Guide to the Research Collections
|Section -- I -- GENERAL MATERIALS|
|2 -- GENERAL COLLECTIONS|
In addition to the funds which constitute the third of the original foundations of the library, Samuel Jones Tilden bequeathed this institution some 15,000 volumes (not including his law library, which went elsewhere). The books have been described as a "collection made for his own use and enjoyment ... the usual classics one expects to find in a 'gentleman's library' ... shelving little rubbish."4
Included among general materials are bound files of New York City newspapers covering the period from the 1840s through 1886, and runs of economic periodicals for about the same period.

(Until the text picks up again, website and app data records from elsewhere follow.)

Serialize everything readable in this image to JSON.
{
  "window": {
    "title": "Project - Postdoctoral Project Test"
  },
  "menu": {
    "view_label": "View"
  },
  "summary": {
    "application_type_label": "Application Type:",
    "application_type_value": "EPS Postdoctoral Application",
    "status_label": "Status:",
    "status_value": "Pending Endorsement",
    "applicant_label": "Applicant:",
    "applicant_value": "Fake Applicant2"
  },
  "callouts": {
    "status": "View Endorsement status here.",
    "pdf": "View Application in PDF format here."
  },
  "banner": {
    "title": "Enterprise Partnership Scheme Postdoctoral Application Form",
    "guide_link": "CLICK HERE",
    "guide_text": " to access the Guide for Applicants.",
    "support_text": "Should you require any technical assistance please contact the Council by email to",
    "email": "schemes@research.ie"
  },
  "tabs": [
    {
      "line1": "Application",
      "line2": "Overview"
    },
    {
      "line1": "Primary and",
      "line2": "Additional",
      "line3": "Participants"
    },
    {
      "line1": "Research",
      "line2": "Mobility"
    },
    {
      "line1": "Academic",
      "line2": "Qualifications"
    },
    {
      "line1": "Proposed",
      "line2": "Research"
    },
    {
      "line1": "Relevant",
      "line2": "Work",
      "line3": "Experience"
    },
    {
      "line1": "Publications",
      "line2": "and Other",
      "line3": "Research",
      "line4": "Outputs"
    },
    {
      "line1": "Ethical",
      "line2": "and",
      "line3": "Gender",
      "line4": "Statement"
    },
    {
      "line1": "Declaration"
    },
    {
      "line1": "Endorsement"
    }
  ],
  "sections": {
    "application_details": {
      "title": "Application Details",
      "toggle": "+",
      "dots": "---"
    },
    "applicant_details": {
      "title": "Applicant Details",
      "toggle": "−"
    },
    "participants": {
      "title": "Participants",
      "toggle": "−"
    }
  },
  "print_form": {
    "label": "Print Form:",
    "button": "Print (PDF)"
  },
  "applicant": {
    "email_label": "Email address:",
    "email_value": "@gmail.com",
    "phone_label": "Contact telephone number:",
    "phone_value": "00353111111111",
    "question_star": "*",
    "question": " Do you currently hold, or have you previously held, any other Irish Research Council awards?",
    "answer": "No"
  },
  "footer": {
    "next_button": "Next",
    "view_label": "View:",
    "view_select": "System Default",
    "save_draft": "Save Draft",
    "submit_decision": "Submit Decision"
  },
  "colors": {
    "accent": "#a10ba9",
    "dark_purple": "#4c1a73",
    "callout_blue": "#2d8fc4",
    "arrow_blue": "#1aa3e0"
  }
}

Most of the social sciences are represented, the more important material being in the fields of history and economics. Among rarities in this group is a collection of 225 scarce tracts relating to banking and currency in England, printed from 1683 to 1850. History is for the most part American, ranging from Hakluyt's Voyages (1599-1660) and the accounts of other discoverers, to Catlin's North American Indian Portfolio. A strong feature is political history; present are the chief publications relating to the various administrations and political parties of the United States; to Congress and congressional affairs; and to political and constitutional conventions, especially those of New York State.
Literature comprises the richest portion of the collection. Included are the first 3 editions of Milton's Paradise Lost (1667-78) and the first 3 Shakespeare folios. The portion relating to art, archaeology, and natural history includes the finely illustrated editions popular from the latter part of the eighteenth century through the first half of the nineteenth. Also included are a number of the now famous "Galleries," relating to art and archaeology (as well as the magnificent publications of individual authors), and the folio Audubon Birds, which is typical of the natural history publications.

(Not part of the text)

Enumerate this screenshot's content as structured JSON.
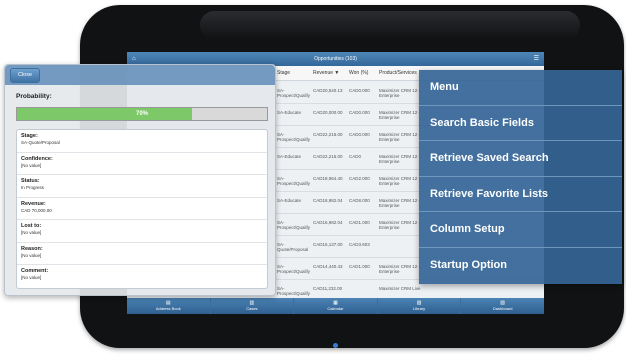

A number of extra-illustrated works are present, including Sir Walter Scott's Waverley Novels and such histories and biographies as lent themselves well to this treatment. In addition, unusual collections of portraits, including the works of Birch, Lodge, Caulfield, and others, are represented. The extraordinary collection found in this group is that of Gillray's caricatures dated from 1777 to 1811, representing the entire period of that artist's productivity.
Finally, Tilden's papers were included with the original gift.